Warren Buffett’s bodyguard punched me in the head, and it hurt.
The bodyguard, Dan Clark, didn’t mean for it to hurt, he was just demonstrating a fighting move called the brachial stun. That’s a strike to the side of the neck using a chopping motion with the hands — but when Clark hit me with it in a slow speed demonstration, the sudden burst of force whipped my whole head to the right, crashing my teeth together so hard that I thought I would lose a filling.
That’s what Dan Clark is like — even his demonstrations are intense.
He’s the kind of guy who throws around phrases like the “muay Thai clench with a double knee strike,” and who, when he emails you to invite you to his training session, reminds you politely to bring a cup.
All of it — the gym, the training, and especially the punch — combine to send a clear message: Don’t mess with Buffett, or any of Clark’s other clients. And that’s kind of the point.
The gym we’re standing in is attached to the offices of his company, Clark International, in Omaha, Neb. Clark, with his square build and close cropped red hair, looks every inch the former Omaha police officer he once was.
But then he met Warren Buffett, the billionaire investor known as the Oracle of Omaha, and in 1995 became Buffett’s go-to guy for personal security. When you see Buffett walking the floor at his annual investor conference, Clark is usually positioned just to Buffett’s side — keeping the crowd from surging too close to the elderly billionaire, and making sure the camera crews don’t trample anybody.
Such close proximity to an icon of American business inspired an entrepreneurial instinct in Clark, so he founded his own security company. Today, Clark International provides security services for high profile people including former Alaska Governor Sarah Palin and actor George Clooney, along with a list of others he declines to name.
We flew to Nebraska to spend some time with him this spring, during a two-day executive training session Clark had organized for dozens of full- and part-time security guards. Only a handful are full-time employees. The rest are contractors on call for big jobs that require more bodies on the ground.
The men — and one woman — clearly respect the man who’s training them, occasionally clobbering them, and who may just sign their next pay check. Two or three are veterans of the mixed martial arts fighting circuit. But even they call Clark “sir.”
I’ve never even seen a machine gun fired in person before. But Clark’s team has access to the same outdoor gun range that the Omaha National Guard SWAT team uses, and they’ve rolled an old car onto the dirt strip in front of the targets.

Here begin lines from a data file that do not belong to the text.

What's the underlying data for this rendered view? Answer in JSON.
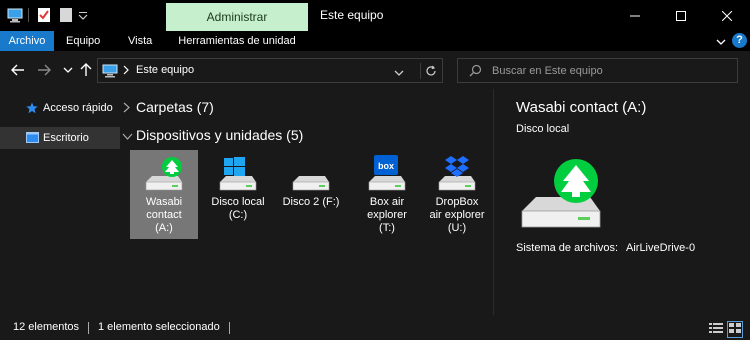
{
  "window": {
    "title": "Este equipo",
    "contextual_tab": "Administrar",
    "controls": {
      "minimize": "minimize-icon",
      "maximize": "maximize-icon",
      "close": "close-icon"
    }
  },
  "ribbon": {
    "tabs": [
      "Archivo",
      "Equipo",
      "Vista",
      "Herramientas de unidad"
    ],
    "active_tab": "Archivo",
    "help": "?"
  },
  "address_bar": {
    "path": "Este equipo",
    "search_placeholder": "Buscar en Este equipo"
  },
  "nav_pane": {
    "items": [
      {
        "label": "Acceso rápido",
        "icon": "star-icon"
      },
      {
        "label": "Escritorio",
        "icon": "desktop-icon",
        "selected": true
      }
    ]
  },
  "content": {
    "groups": [
      {
        "label": "Carpetas (7)",
        "expanded": false
      },
      {
        "label": "Dispositivos y unidades (5)",
        "expanded": true
      }
    ],
    "drives": [
      {
        "name": "Wasabi contact (A:)",
        "lines": [
          "Wasabi",
          "contact",
          "(A:)"
        ],
        "icon": "wasabi-drive-icon",
        "selected": true
      },
      {
        "name": "Disco local (C:)",
        "lines": [
          "Disco local",
          "(C:)"
        ],
        "icon": "windows-drive-icon",
        "selected": false
      },
      {
        "name": "Disco 2 (F:)",
        "lines": [
          "Disco 2 (F:)"
        ],
        "icon": "hard-drive-icon",
        "selected": false
      },
      {
        "name": "Box air explorer (T:)",
        "lines": [
          "Box air",
          "explorer",
          "(T:)"
        ],
        "icon": "box-drive-icon",
        "selected": false
      },
      {
        "name": "DropBox air explorer (U:)",
        "lines": [
          "DropBox",
          "air explorer",
          "(U:)"
        ],
        "icon": "dropbox-drive-icon",
        "selected": false
      }
    ]
  },
  "details": {
    "title": "Wasabi contact (A:)",
    "subtitle": "Disco local",
    "filesystem_label": "Sistema de archivos:",
    "filesystem_value": "AirLiveDrive-0"
  },
  "status": {
    "count": "12 elementos",
    "selection": "1 elemento seleccionado"
  },
  "colors": {
    "accent": "#1979ca",
    "contextual_tab_bg": "#c6efce",
    "wasabi_green": "#00ce3e",
    "box_blue": "#0061d5",
    "dropbox_blue": "#0061fe",
    "selection_bg": "#777777"
  }
}
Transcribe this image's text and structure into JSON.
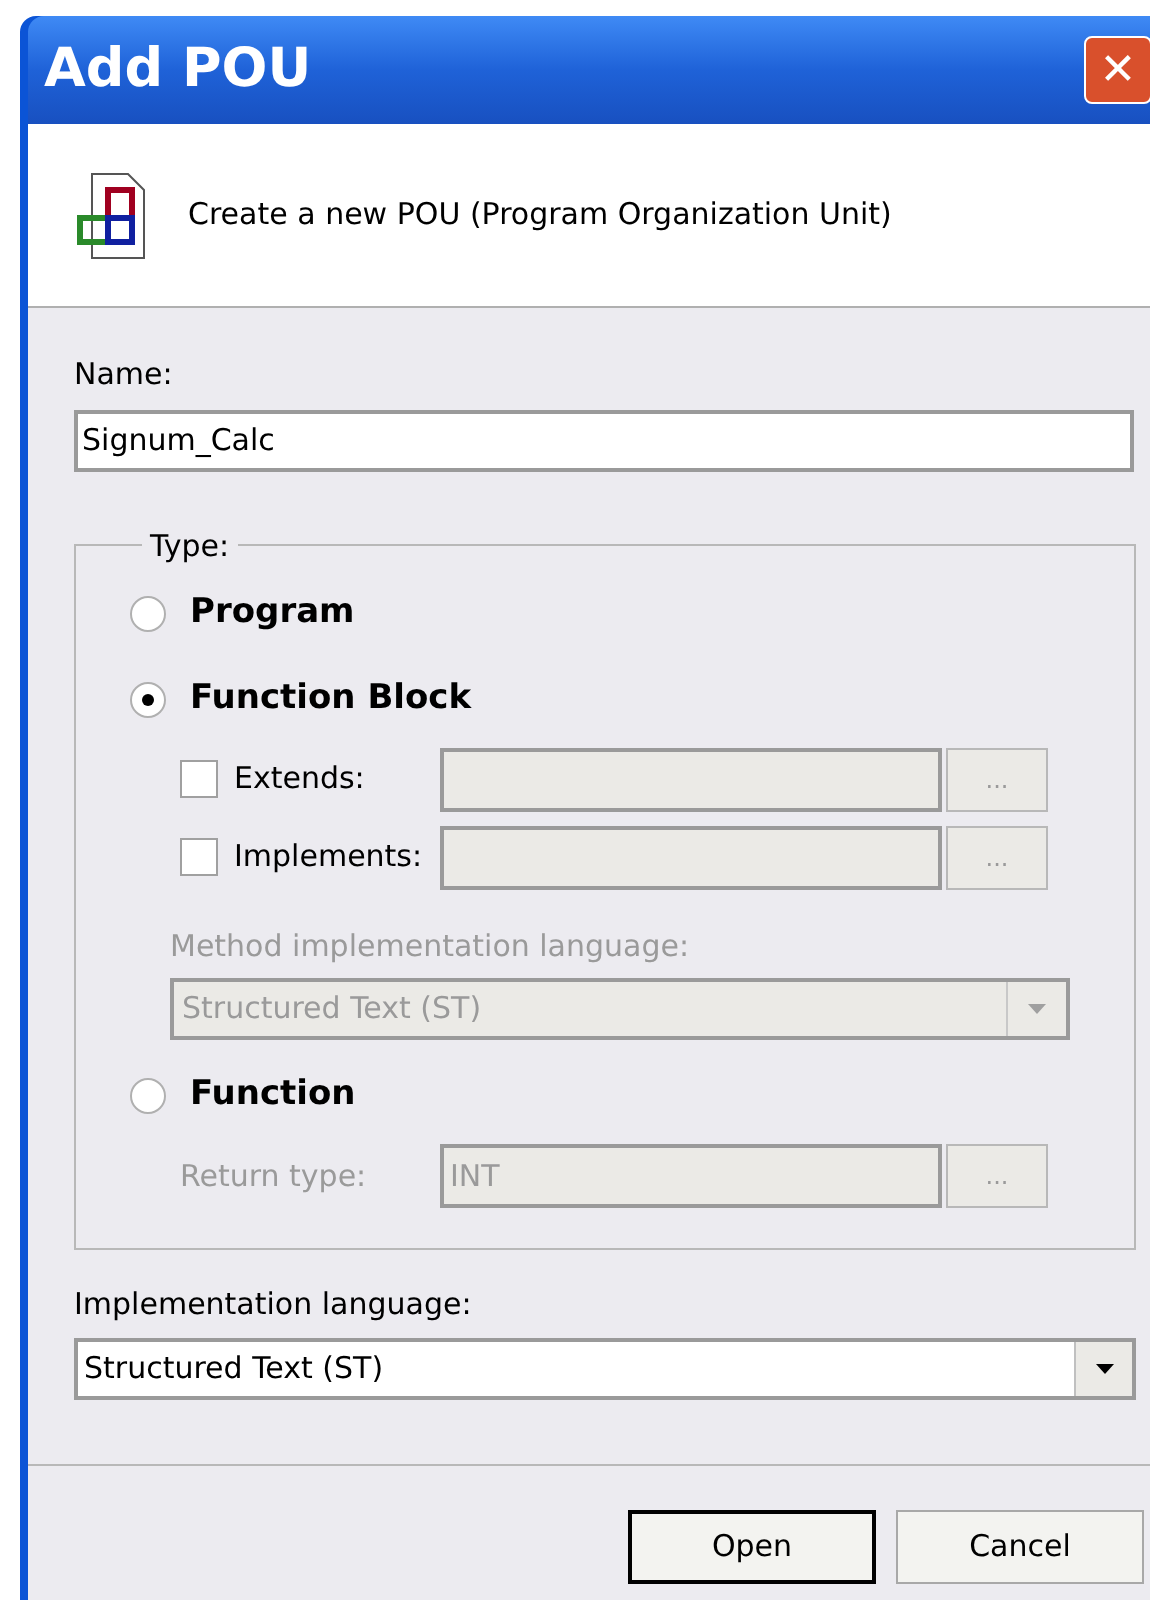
{
  "window": {
    "title": "Add POU",
    "close": "✕"
  },
  "header": {
    "text": "Create a new POU (Program Organization Unit)"
  },
  "name": {
    "label": "Name:",
    "value": "Signum_Calc"
  },
  "type_group": {
    "label": "Type:",
    "options": [
      {
        "label": "Program",
        "selected": false
      },
      {
        "label": "Function Block",
        "selected": true,
        "rows": [
          {
            "kind": "checkbox",
            "label": "Extends:",
            "checked": false,
            "browse": "...",
            "disabled": true
          },
          {
            "kind": "checkbox",
            "label": "Implements:",
            "checked": false,
            "browse": "...",
            "disabled": true
          },
          {
            "kind": "combo",
            "label": "Method implementation language:",
            "value": "Structured Text (ST)",
            "disabled": true
          }
        ]
      },
      {
        "label": "Function",
        "selected": false,
        "rows": [
          {
            "kind": "field",
            "label": "Return type:",
            "value": "INT",
            "browse": "...",
            "disabled": true
          }
        ]
      }
    ]
  },
  "implementation_language": {
    "label": "Implementation language:",
    "value": "Structured Text (ST)"
  },
  "buttons": [
    {
      "label": "Open",
      "default": true
    },
    {
      "label": "Cancel",
      "default": false
    }
  ]
}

They’re working with M-4 carbines, which are a little shorter and lighter version of the military M-16. Those are handy features for security guards, because they train to be able to use them instantly from inside the front seat of a car, responding to an ambush attack so quickly that there’s no time to even get out of the car and take up a firing stance.
I’m sitting in the back seat as two of Clark’s men begin, blasting away with their machine guns from the front seat, through the windshield, and onto the targets. It’s hot, and its noisy. Shell casings fly out of the M-4s. One of them hits me in the head, and I’m a little surprised at how hot it is. When it’s all over, I count: one of the men fired 15 rounds, but with such a steady hand that there are only three holes in the windshield.
The training sessions start early and go late. Over the course of the two days, we watch as Clark’s team practices formations for guiding VIPs through crowds, conduct more weapons training and practice advanced driving techniques to avoid roadside ambushes. They let me fire a Glock .40, a pistol that is lighter in the hand than I thought but has a more powerful kick than I was expecting.
For the last exercise, they take turns deliberately smashing into a parked car in a maneuver designed escape a roadside trap. The technique involves crashing the right front of the escaping car into a spot just behind the right rear wheel well of the blocking car, which, if you do it at a high enough speed, causes the blocking car to spin out of the way. They do this again and again, switching drivers in the lead and follow-on cars each time so that everyone gets a chance to practice the move. CNBC producer Kelly Lin has affixed small portable cameras to both cars to record the moments of impact, and somehow they survive. But the lead car, an old white Cadillac STS, is rendered undrivable.
Clark’s men say they’ll bring it to the scrap yard the next day. The way my neck tightens up, I know just how that car feels.
—By CNBC's Eamon Javers
Follow Eamon Javers on Twitter: @EamonJavers